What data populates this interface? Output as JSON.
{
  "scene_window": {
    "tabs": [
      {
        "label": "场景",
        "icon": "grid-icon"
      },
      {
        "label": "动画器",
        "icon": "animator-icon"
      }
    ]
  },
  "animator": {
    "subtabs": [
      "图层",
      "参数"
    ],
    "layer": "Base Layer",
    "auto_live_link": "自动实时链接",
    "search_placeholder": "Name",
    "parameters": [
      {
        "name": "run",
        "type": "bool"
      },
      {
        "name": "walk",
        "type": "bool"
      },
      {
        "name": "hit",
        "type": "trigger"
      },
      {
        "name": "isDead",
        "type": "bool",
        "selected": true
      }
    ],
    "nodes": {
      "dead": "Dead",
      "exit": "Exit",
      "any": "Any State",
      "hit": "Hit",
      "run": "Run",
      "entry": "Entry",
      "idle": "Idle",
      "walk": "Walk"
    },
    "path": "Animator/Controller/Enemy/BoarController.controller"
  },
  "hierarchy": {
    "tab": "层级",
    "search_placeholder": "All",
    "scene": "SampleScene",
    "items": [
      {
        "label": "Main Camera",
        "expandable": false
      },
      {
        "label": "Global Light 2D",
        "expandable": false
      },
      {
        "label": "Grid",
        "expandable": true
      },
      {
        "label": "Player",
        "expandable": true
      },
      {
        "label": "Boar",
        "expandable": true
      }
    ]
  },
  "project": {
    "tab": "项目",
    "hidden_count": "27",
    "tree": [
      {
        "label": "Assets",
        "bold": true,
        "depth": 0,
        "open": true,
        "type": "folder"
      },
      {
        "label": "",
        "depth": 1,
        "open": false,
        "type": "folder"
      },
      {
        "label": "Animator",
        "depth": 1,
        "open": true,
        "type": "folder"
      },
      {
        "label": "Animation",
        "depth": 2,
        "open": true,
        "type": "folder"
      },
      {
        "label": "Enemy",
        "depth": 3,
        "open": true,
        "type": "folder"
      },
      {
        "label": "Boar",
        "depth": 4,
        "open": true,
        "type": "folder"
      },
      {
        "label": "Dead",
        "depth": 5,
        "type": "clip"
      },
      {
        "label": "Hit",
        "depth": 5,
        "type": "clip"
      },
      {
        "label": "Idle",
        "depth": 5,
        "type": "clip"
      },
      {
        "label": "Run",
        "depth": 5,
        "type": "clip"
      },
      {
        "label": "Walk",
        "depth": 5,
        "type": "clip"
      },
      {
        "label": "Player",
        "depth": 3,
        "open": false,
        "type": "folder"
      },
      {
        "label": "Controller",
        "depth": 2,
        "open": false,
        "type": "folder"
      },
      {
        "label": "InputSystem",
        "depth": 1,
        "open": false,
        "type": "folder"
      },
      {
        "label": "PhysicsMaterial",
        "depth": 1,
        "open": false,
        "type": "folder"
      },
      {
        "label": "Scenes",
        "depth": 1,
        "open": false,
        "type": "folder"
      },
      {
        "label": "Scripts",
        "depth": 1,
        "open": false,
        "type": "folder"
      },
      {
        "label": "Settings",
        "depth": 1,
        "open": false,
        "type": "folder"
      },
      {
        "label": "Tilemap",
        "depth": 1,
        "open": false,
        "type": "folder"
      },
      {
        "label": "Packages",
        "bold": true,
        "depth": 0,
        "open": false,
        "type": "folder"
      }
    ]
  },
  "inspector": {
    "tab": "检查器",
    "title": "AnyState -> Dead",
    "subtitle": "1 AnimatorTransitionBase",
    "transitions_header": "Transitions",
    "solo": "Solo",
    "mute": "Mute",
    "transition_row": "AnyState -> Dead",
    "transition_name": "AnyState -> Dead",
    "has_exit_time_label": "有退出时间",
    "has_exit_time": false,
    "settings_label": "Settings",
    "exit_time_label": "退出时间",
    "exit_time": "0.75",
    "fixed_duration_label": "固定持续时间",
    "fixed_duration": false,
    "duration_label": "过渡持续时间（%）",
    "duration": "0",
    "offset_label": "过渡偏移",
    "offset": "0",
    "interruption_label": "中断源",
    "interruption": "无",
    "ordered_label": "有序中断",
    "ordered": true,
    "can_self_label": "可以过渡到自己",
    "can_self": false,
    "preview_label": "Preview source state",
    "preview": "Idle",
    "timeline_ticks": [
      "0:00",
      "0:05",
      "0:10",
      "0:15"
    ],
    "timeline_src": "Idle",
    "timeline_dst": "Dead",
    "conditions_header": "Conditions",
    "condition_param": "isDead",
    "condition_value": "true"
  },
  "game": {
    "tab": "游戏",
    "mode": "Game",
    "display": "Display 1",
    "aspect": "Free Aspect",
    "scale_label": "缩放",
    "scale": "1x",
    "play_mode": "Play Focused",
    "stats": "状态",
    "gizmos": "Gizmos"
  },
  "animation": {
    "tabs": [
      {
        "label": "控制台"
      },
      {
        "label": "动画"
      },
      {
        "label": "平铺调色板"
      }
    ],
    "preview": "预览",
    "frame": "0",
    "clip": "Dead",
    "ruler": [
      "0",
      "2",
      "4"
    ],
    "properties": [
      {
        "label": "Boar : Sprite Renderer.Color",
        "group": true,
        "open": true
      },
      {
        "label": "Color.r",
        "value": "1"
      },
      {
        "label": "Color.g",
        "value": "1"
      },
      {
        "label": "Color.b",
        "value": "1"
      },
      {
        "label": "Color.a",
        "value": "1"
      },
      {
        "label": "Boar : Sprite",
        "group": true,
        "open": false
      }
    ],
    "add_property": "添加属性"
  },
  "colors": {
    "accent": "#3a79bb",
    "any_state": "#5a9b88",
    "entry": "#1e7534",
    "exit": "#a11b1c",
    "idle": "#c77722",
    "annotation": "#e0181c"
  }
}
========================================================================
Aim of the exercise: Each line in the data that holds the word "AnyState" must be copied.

Solution to the problem:
    "title": "AnyState -> Dead",
    "transition_row": "AnyState -> Dead",
    "transition_name": "AnyState -> Dead",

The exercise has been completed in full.